The thing I most want from a book are characters who feel like real people. This book delivered plenty of them, so I feel hypocritical for not liking it better. The story focuses on Subhash, the quiet, steady brother of a Communist guerilla in Calcutta. When said brother is killed, Subhash marries his widow. Does that sound like a bad idea? If not, it definitely should. Unfortunately, this book hit a couple of my literary pet peeves: one, a dull protagonist who mostly observes a really interesting woman who needs more screen time. Two, characters who could solve their problems if they would have even one honest conversation. It is well-written, so I give it three stars, but I don't suggest reading it yourself.
I'm Down by Mishna Wolff ⭐️⭐️⭐️
The bottom of the three star heap. I find the premise of this memoir -- white girl grows up in a black neighborhood -- problematic, but I read it anyway because the first chapter was so funny. In truth, it has little to do with race and a lot to do with growing up in a dysfunctional household with self-absorbed parents. I've read a lot of memoirs about that, and this one doesn't stand out.
The Lady Cyclist's Guide to Kashgar by Suzanne Goines ⭐️⭐️
This book is at the top of the two star heap. It has lots of interesting pieces, none of which add up to a coherent whole. I really enjoyed the book's historical fiction plot line about female missionaries unwisely staking out territory in far rural China. The present-day story line was pretty WTF, and it was totally unnecessary to the book.
A World Apart: Women, Prison, Life Behind Bars by Christine Rathbone ⭐️⭐️
Apparently the Department of Corrections made it very, very hard for this writer to interview female inmates, which is probably why the book feels thin and unfinished. The historical details about the development of women's prisons in the United States just felt like padding to make the book long enough. Orange is the New Black covers similar material in a more engaging and thorough way.
Outliers by Malcolm Gladwell ⭐️⭐️
Engaging writing covers up a number of logical inconsistencies, which I ranted about in my original post. Not recommended for Vulcans or debate coaches.
The Hottest Dishes of the Tartar Cuisine by Alina Bronsky ⭐️⭐️
Bronsky has a real gift for creating characters who feel like real human beings. Unfortunately, the lead charactr of this book is such a vile person that it's hard to want to read about her. Not much happens in the book, and it ends pretty abruptly. I did enjoy the peek at life in Dagestan after the fall of Communism, but not enough to recommend the book to others.
Glaciers by Alexis M. Smith ⭐️⭐️
This novella chronicles one day in the life of a vintage loving bibliophile in Portland. It sounds like exactly the kind of thing I would love, but this book seriously dragged, even though it was only eighty pages. Now I can barely remember it.

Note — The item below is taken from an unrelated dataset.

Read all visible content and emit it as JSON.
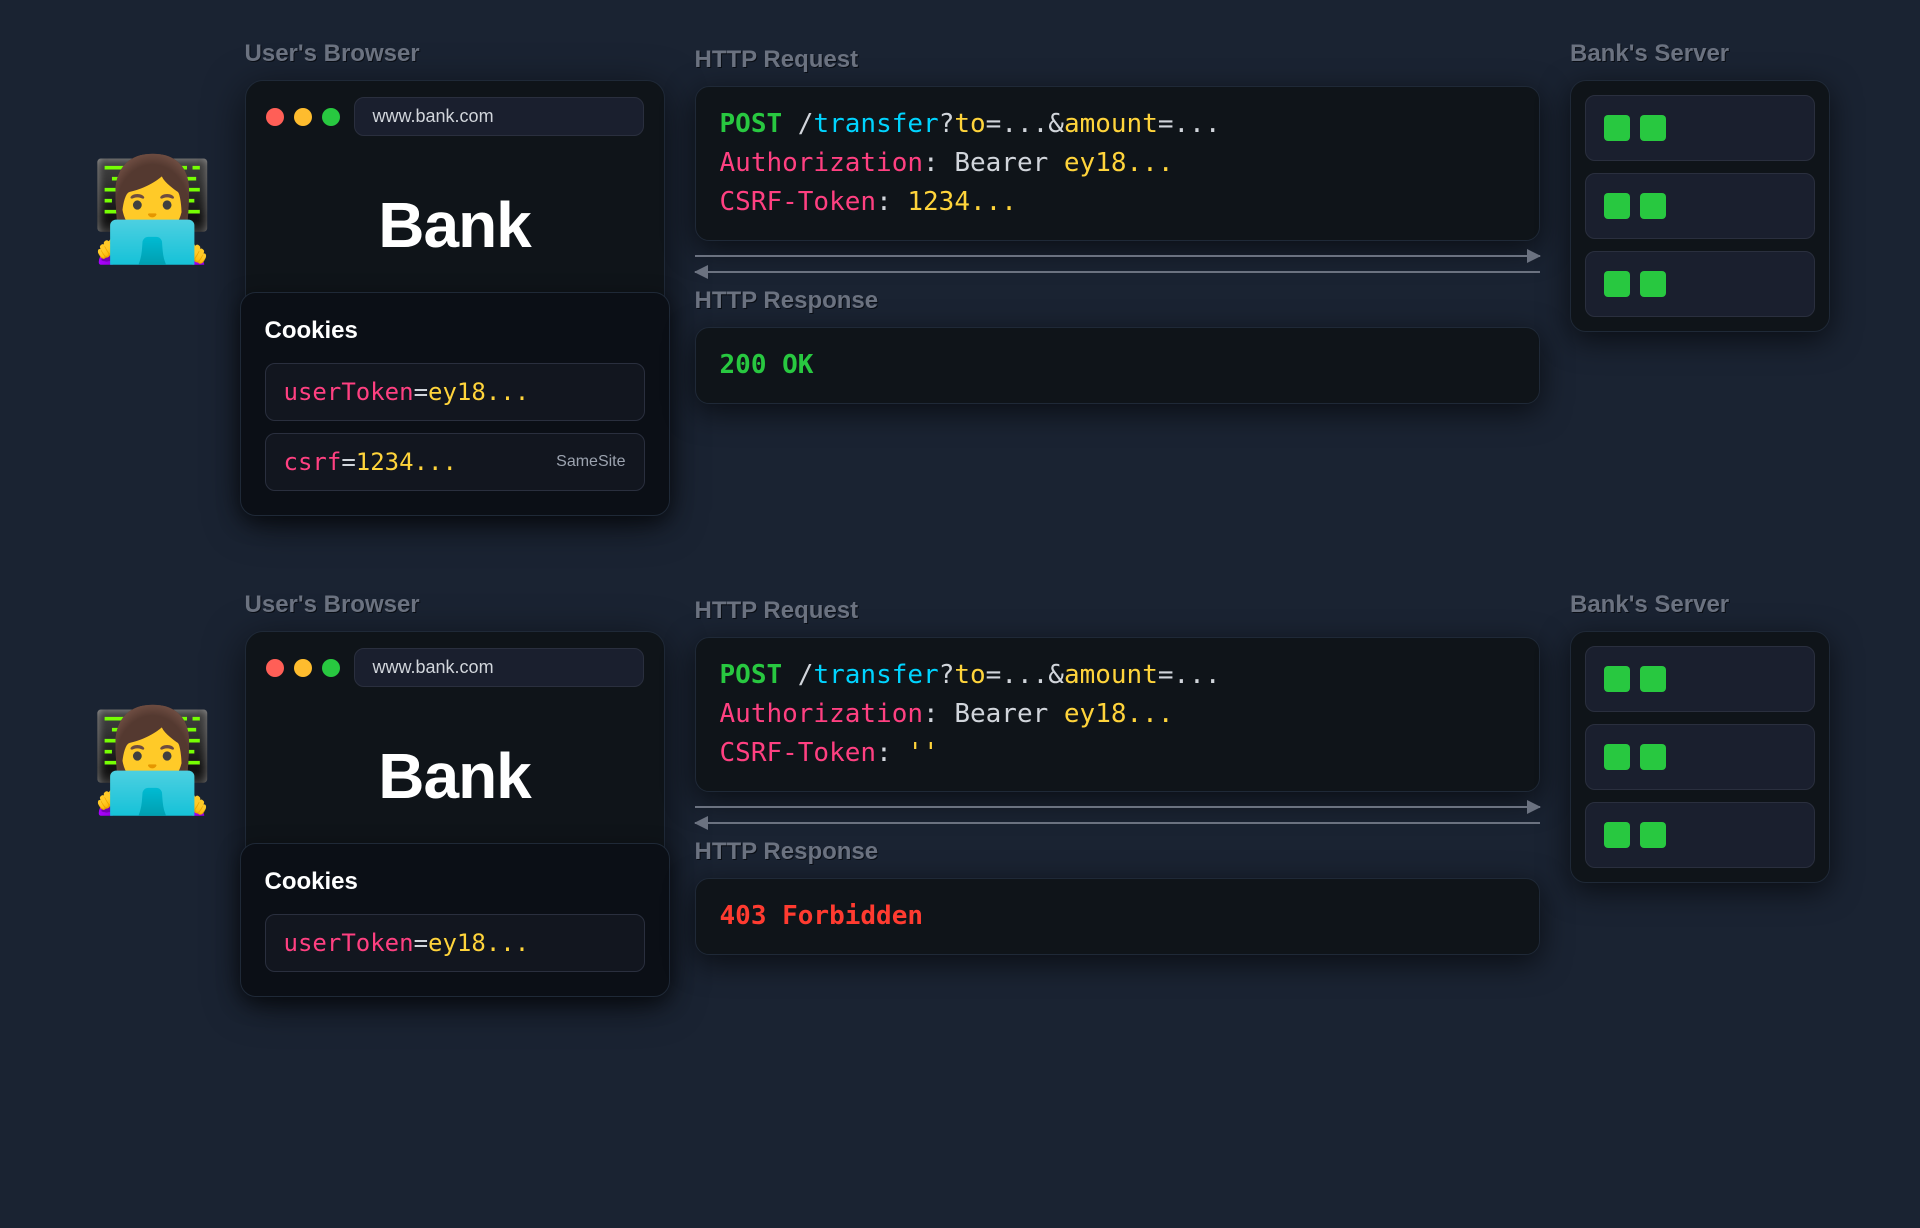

A Clash of Kings and A Game of Thrones by George R. R. Martin ⭐️⭐️
Sorry fandom! I tried to love these books, but I did not succeed. I feel about them the same way I do about Lord of the Rings: this dude needs an editor, and probably also a thesaurus. I'll only devote my precious reading time to books this long if every single word needs to be there. These books don't meet that standard.
Canada by Richard Ford ⭐️⭐️\

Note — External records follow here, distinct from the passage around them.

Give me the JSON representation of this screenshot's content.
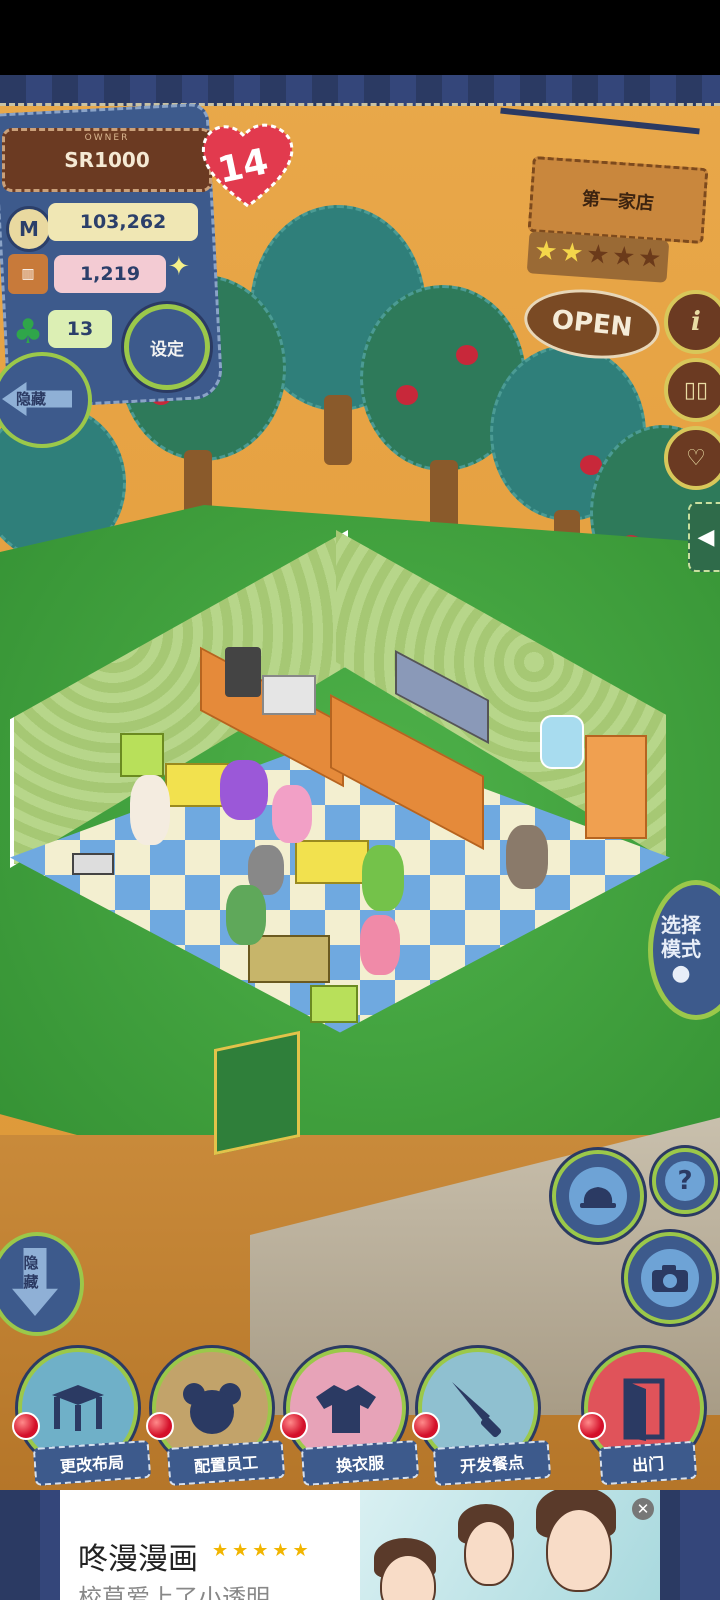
{
  "owner": {
    "tag": "OWNER",
    "name": "SR1000"
  },
  "level": "14",
  "stats": {
    "money": "103,262",
    "ingredients": "1,219",
    "clover": "13"
  },
  "buttons": {
    "settings": "设定",
    "hide_top": "隐藏",
    "hide_bottom": "隐藏"
  },
  "shop": {
    "name": "第一家店",
    "stars_filled": 2,
    "stars_total": 5,
    "status": "OPEN"
  },
  "side_icons": {
    "info": "i",
    "book": "book-icon",
    "love": "heart-speech-icon"
  },
  "mode": {
    "label_line1": "选择",
    "label_line2": "模式"
  },
  "controls": {
    "help": "?",
    "hat": "hat-icon",
    "camera": "camera-icon"
  },
  "menu": [
    {
      "label": "更改布局",
      "icon": "table-icon"
    },
    {
      "label": "配置员工",
      "icon": "bear-icon"
    },
    {
      "label": "换衣服",
      "icon": "shirt-icon"
    },
    {
      "label": "开发餐点",
      "icon": "knife-icon"
    },
    {
      "label": "出门",
      "icon": "door-icon"
    }
  ],
  "ad": {
    "title": "咚漫漫画",
    "rating": "★★★★★",
    "subtitle": "校草爱上了小透明…"
  },
  "colors": {
    "denim": "#3d5a8c",
    "ring": "#9bc84a",
    "heart": "#e23a4e",
    "wood": "#6b3a22"
  }
}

What was this book doing on NPR's best books of the year list? The plot sounded interesting enough: twins' lives take an unexpected turn when their parents decide to rob a bank. Unfortunately, there's not one likeable character in the whole book, and a lot of events just left me feeling...icky.
The Yellow Birds by Kevin Powers ⭐️
I tried to like this critical darling written by an Iraq war veteran. Maybe the relentless (and undeserved) comparisons to The Things They Carried threw me off, or maybe it was the impossibly ornate sentences that actually said nothing. No thanks.
Snow by Orhan Pamuk ⭐️
Orhan Pamuk writes pretentious and dull books. I really, really tried with this novel about a down-on-his-luck poet sent to investigate a string of teenage suicides in a remote region of Turkey. When three Turkish people told me they hated the book too, I decided it was okay to stop.